▶ [What is needed]: Apart from the pictures, every entry below should be repeated exactly.

▶ [Extracted material]:
○ ○ ○
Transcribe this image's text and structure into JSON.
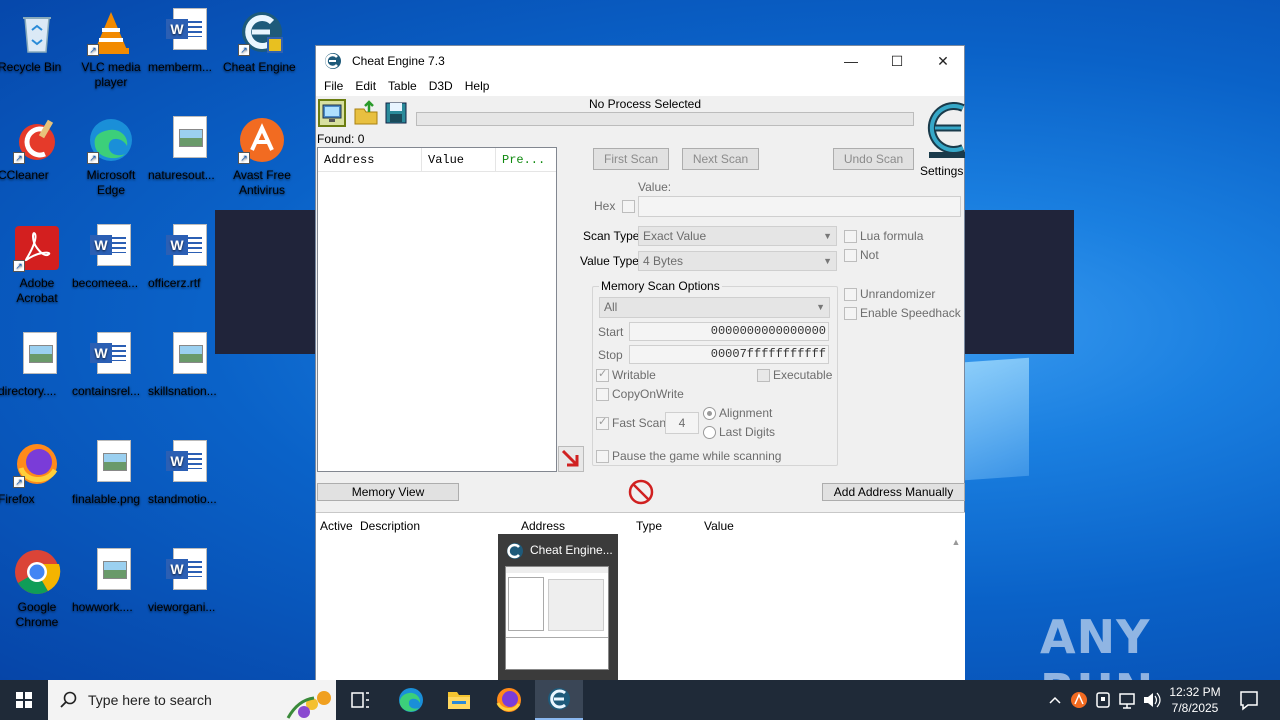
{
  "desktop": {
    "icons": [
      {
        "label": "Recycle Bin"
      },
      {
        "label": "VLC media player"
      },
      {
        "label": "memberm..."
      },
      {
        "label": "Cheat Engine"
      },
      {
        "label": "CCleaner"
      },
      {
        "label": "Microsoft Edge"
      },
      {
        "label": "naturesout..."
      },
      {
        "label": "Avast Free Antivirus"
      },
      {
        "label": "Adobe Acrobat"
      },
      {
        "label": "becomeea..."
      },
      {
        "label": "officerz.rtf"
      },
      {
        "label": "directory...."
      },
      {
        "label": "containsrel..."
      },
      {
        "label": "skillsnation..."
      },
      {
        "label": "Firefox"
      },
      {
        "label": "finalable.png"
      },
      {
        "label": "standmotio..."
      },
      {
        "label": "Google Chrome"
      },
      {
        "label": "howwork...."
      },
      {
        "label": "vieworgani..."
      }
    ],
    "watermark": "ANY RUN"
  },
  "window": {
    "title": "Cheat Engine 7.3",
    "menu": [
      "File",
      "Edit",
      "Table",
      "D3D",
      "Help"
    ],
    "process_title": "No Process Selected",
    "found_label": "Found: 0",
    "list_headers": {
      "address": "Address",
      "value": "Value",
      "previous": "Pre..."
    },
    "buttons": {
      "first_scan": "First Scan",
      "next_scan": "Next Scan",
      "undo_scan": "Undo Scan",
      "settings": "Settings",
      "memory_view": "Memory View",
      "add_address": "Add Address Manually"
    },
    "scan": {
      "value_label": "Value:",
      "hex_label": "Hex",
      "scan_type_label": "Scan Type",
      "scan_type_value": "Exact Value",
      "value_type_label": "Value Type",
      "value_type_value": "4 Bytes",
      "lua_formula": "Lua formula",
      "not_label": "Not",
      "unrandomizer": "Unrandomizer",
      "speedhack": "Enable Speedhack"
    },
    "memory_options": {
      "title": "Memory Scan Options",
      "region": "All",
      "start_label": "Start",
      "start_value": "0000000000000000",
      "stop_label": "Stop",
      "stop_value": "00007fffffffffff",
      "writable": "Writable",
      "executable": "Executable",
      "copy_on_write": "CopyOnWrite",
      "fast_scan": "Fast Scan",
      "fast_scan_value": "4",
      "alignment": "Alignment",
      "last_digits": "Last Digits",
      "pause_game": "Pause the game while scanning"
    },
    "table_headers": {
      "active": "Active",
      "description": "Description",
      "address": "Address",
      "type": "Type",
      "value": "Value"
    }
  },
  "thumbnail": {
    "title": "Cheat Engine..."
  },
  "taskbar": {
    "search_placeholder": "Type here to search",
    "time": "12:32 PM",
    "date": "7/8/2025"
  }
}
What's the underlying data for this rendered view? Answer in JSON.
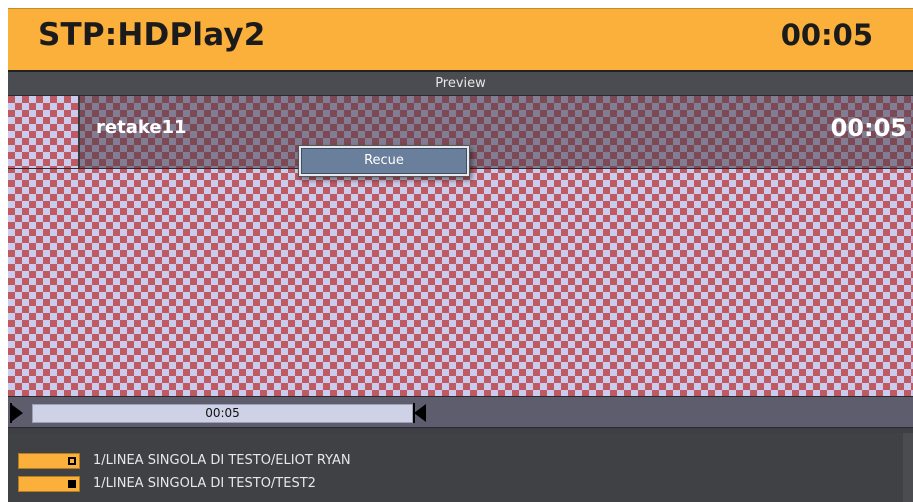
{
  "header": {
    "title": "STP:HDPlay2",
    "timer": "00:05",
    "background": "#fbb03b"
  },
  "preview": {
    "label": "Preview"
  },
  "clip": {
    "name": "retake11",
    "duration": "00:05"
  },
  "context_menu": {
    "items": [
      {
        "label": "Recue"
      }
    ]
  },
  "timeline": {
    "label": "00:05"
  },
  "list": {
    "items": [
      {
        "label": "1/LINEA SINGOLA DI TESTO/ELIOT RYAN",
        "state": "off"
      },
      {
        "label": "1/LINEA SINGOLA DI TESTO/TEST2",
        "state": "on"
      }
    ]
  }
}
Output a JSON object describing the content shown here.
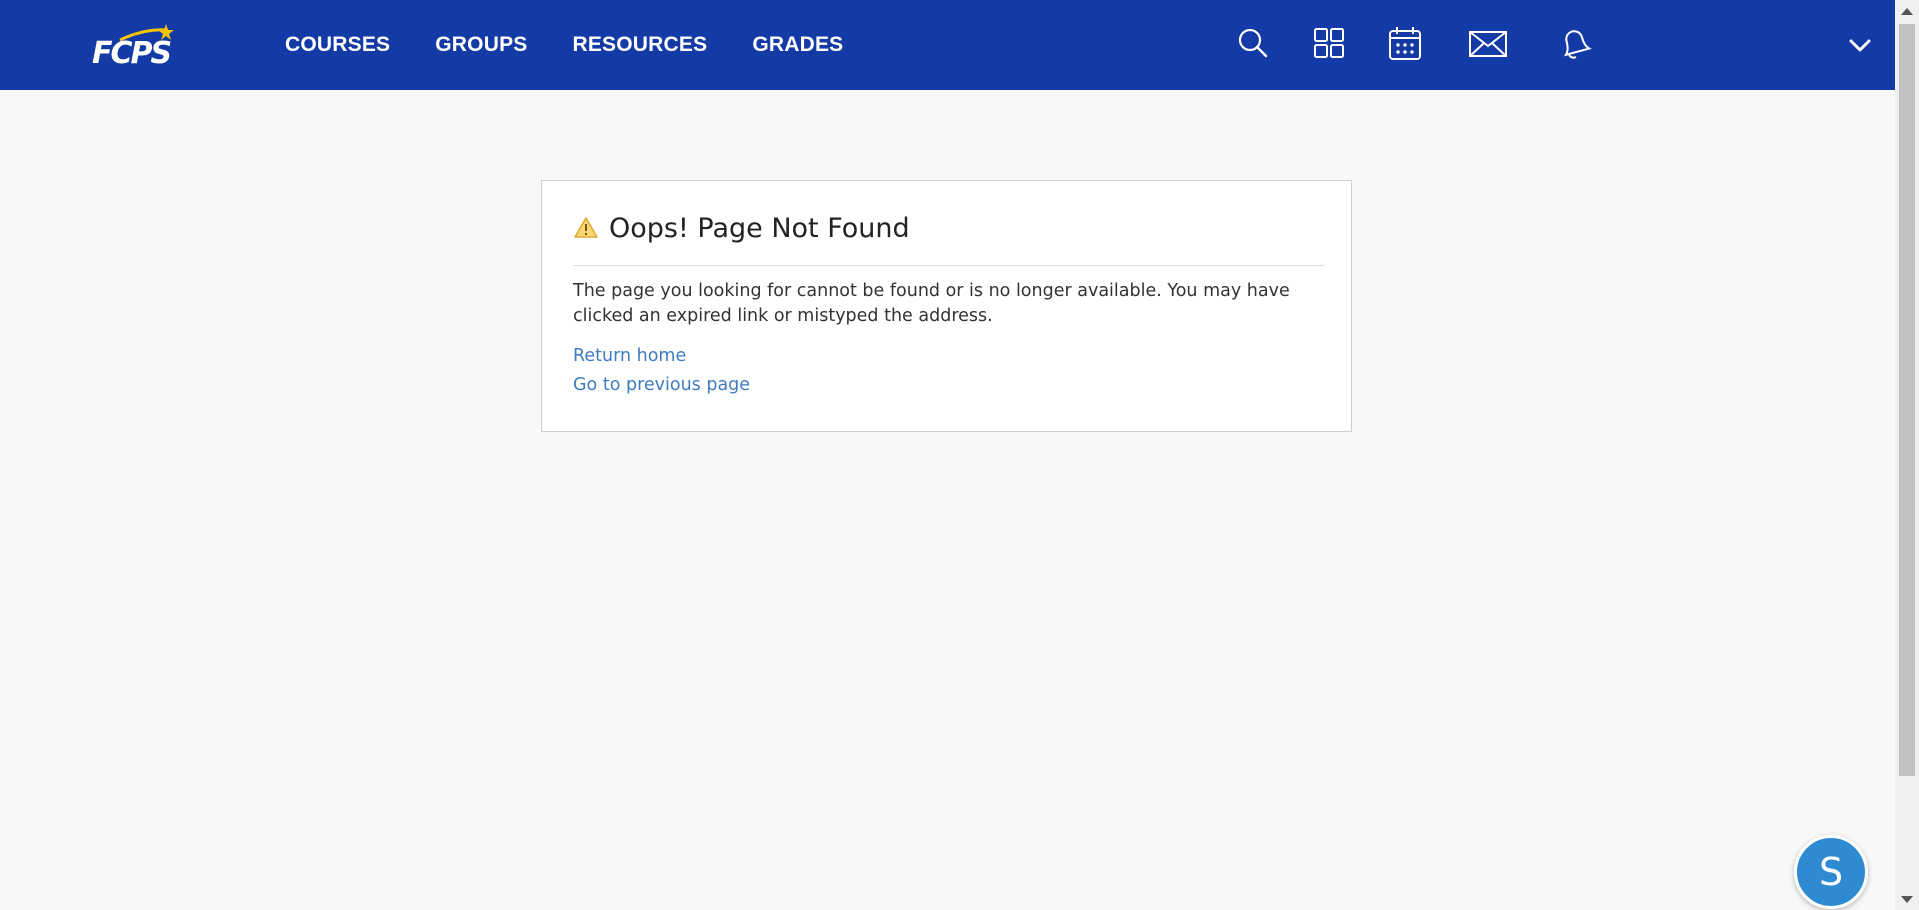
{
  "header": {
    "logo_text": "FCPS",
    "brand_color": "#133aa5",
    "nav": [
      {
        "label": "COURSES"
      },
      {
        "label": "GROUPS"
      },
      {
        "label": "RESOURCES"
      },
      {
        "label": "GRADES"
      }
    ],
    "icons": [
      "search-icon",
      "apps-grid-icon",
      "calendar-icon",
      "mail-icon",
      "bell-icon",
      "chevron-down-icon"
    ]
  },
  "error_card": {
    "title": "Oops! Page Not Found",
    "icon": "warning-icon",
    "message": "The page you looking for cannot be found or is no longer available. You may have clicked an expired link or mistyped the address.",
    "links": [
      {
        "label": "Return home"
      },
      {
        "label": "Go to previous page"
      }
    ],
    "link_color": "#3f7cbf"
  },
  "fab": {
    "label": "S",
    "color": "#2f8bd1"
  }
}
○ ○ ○
▶ [Result]:
Transcribe this image's text and structure into JSON.
{
  "desktop": {
    "icons": [
      {
        "label": "Recycle Bin"
      },
      {
        "label": "VLC media player"
      },
      {
        "label": "memberm..."
      },
      {
        "label": "Cheat Engine"
      },
      {
        "label": "CCleaner"
      },
      {
        "label": "Microsoft Edge"
      },
      {
        "label": "naturesout..."
      },
      {
        "label": "Avast Free Antivirus"
      },
      {
        "label": "Adobe Acrobat"
      },
      {
        "label": "becomeea..."
      },
      {
        "label": "officerz.rtf"
      },
      {
        "label": "directory...."
      },
      {
        "label": "containsrel..."
      },
      {
        "label": "skillsnation..."
      },
      {
        "label": "Firefox"
      },
      {
        "label": "finalable.png"
      },
      {
        "label": "standmotio..."
      },
      {
        "label": "Google Chrome"
      },
      {
        "label": "howwork...."
      },
      {
        "label": "vieworgani..."
      }
    ],
    "watermark": "ANY RUN"
  },
  "window": {
    "title": "Cheat Engine 7.3",
    "menu": [
      "File",
      "Edit",
      "Table",
      "D3D",
      "Help"
    ],
    "process_title": "No Process Selected",
    "found_label": "Found: 0",
    "list_headers": {
      "address": "Address",
      "value": "Value",
      "previous": "Pre..."
    },
    "buttons": {
      "first_scan": "First Scan",
      "next_scan": "Next Scan",
      "undo_scan": "Undo Scan",
      "settings": "Settings",
      "memory_view": "Memory View",
      "add_address": "Add Address Manually"
    },
    "scan": {
      "value_label": "Value:",
      "hex_label": "Hex",
      "scan_type_label": "Scan Type",
      "scan_type_value": "Exact Value",
      "value_type_label": "Value Type",
      "value_type_value": "4 Bytes",
      "lua_formula": "Lua formula",
      "not_label": "Not",
      "unrandomizer": "Unrandomizer",
      "speedhack": "Enable Speedhack"
    },
    "memory_options": {
      "title": "Memory Scan Options",
      "region": "All",
      "start_label": "Start",
      "start_value": "0000000000000000",
      "stop_label": "Stop",
      "stop_value": "00007fffffffffff",
      "writable": "Writable",
      "executable": "Executable",
      "copy_on_write": "CopyOnWrite",
      "fast_scan": "Fast Scan",
      "fast_scan_value": "4",
      "alignment": "Alignment",
      "last_digits": "Last Digits",
      "pause_game": "Pause the game while scanning"
    },
    "table_headers": {
      "active": "Active",
      "description": "Description",
      "address": "Address",
      "type": "Type",
      "value": "Value"
    }
  },
  "thumbnail": {
    "title": "Cheat Engine..."
  },
  "taskbar": {
    "search_placeholder": "Type here to search",
    "time": "12:32 PM",
    "date": "7/8/2025"
  }
}
What's the underlying data for this rendered view? Answer in JSON.
{
  "header": {
    "title": "STP:HDPlay2",
    "timer": "00:05",
    "background": "#fbb03b"
  },
  "preview": {
    "label": "Preview"
  },
  "clip": {
    "name": "retake11",
    "duration": "00:05"
  },
  "context_menu": {
    "items": [
      {
        "label": "Recue"
      }
    ]
  },
  "timeline": {
    "label": "00:05"
  },
  "list": {
    "items": [
      {
        "label": "1/LINEA SINGOLA DI TESTO/ELIOT RYAN",
        "state": "off"
      },
      {
        "label": "1/LINEA SINGOLA DI TESTO/TEST2",
        "state": "on"
      }
    ]
  }
}
Output a JSON object describing the content shown here.
{
  "header": {
    "logo_text": "FCPS",
    "brand_color": "#133aa5",
    "nav": [
      {
        "label": "COURSES"
      },
      {
        "label": "GROUPS"
      },
      {
        "label": "RESOURCES"
      },
      {
        "label": "GRADES"
      }
    ],
    "icons": [
      "search-icon",
      "apps-grid-icon",
      "calendar-icon",
      "mail-icon",
      "bell-icon",
      "chevron-down-icon"
    ]
  },
  "error_card": {
    "title": "Oops! Page Not Found",
    "icon": "warning-icon",
    "message": "The page you looking for cannot be found or is no longer available. You may have clicked an expired link or mistyped the address.",
    "links": [
      {
        "label": "Return home"
      },
      {
        "label": "Go to previous page"
      }
    ],
    "link_color": "#3f7cbf"
  },
  "fab": {
    "label": "S",
    "color": "#2f8bd1"
  }
}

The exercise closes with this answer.